━━━━━ Material to process

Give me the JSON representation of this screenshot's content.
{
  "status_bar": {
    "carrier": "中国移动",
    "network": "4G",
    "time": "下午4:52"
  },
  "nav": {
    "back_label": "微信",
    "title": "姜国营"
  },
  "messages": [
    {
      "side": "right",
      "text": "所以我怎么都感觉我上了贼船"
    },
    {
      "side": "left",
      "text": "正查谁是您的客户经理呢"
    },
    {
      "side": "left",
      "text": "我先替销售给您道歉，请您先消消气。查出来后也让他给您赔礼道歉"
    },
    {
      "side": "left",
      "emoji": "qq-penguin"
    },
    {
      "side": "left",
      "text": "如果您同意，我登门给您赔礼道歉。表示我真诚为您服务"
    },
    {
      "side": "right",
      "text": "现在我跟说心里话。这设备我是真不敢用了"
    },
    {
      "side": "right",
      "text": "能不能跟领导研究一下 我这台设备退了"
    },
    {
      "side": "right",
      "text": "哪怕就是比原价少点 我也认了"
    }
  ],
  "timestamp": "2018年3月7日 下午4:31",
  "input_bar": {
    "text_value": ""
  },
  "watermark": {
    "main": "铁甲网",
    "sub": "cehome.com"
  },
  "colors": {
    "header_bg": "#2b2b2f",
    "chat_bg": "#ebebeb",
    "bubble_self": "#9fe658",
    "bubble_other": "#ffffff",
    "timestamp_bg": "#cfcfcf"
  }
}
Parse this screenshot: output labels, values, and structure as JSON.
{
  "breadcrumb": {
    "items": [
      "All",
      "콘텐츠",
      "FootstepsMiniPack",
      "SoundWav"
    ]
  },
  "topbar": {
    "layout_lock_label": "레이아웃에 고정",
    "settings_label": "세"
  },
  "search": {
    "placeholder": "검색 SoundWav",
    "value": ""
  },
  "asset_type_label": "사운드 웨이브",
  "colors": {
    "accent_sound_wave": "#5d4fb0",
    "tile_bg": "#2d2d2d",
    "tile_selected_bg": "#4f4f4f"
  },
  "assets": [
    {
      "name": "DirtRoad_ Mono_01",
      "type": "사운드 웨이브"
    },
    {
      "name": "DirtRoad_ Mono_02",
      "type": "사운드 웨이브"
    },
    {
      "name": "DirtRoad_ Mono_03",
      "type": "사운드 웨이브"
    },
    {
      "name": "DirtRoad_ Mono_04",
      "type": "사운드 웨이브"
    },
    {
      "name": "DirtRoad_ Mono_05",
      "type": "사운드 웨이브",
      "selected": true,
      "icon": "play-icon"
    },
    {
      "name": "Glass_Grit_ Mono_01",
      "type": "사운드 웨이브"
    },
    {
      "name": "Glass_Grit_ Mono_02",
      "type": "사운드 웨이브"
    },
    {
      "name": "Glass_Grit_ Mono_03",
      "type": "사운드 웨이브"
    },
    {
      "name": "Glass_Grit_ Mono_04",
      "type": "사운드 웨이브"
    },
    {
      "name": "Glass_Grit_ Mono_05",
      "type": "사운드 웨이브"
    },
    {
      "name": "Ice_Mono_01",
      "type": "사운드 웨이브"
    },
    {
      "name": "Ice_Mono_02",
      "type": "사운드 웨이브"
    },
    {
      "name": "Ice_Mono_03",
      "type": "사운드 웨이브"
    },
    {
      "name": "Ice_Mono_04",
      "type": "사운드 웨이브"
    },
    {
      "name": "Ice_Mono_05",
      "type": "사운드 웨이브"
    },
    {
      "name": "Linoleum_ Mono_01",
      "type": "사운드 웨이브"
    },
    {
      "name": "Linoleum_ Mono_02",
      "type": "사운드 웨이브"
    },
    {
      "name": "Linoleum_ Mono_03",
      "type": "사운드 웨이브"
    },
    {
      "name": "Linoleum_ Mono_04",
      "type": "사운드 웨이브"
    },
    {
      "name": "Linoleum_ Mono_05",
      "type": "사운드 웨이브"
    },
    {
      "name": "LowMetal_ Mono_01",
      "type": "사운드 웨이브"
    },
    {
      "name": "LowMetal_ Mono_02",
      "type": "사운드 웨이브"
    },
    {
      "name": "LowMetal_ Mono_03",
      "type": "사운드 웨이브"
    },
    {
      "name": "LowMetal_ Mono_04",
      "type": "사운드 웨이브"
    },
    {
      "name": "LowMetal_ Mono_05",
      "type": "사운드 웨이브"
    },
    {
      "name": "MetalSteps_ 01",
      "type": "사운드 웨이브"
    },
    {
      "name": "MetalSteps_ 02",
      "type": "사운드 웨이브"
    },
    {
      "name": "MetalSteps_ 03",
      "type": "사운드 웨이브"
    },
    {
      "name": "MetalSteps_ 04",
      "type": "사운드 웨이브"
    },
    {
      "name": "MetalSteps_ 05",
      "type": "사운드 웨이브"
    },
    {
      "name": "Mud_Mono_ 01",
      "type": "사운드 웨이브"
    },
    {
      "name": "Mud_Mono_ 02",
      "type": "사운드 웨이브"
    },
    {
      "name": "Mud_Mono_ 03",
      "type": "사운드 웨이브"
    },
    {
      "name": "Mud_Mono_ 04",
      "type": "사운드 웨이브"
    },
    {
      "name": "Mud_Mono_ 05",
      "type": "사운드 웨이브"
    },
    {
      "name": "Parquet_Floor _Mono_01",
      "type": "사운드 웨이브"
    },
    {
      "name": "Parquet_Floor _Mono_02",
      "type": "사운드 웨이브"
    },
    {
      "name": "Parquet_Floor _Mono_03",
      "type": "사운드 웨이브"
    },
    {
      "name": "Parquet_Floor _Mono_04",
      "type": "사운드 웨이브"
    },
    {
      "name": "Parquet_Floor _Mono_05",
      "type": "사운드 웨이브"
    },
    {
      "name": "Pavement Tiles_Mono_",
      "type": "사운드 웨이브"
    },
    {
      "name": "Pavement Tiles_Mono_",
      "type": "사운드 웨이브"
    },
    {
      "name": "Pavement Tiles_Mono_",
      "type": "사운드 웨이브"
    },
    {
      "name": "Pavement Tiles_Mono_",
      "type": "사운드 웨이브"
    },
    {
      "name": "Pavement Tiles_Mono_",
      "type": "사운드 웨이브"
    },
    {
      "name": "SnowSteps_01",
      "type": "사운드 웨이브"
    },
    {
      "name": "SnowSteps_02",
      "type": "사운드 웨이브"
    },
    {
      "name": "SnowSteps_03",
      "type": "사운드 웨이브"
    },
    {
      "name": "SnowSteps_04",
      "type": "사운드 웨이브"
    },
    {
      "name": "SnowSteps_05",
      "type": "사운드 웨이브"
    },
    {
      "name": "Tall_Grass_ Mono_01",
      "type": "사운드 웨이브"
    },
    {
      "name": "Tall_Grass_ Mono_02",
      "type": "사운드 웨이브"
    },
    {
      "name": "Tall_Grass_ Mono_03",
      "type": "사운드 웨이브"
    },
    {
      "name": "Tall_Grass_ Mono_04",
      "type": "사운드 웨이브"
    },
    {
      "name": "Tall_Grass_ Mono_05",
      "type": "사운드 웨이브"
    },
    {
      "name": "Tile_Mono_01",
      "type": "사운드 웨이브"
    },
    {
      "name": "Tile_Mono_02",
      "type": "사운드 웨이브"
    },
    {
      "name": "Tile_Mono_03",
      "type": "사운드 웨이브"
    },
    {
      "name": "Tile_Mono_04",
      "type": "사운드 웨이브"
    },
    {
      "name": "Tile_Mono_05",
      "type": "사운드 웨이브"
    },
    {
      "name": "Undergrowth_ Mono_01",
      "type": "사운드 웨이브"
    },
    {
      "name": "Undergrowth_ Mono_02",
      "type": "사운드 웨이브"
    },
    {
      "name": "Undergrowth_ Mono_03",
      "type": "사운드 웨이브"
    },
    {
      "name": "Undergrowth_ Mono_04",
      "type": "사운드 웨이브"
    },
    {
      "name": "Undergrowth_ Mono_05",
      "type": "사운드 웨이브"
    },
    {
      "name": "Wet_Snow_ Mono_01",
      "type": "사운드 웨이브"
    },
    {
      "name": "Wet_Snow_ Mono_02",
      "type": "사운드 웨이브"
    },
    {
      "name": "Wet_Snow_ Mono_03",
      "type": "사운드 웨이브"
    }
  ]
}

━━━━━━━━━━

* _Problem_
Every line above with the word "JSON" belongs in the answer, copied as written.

* _Expected answer_
Give me the JSON representation of this screenshot's content.
Parse this screenshot: output labels, values, and structure as JSON.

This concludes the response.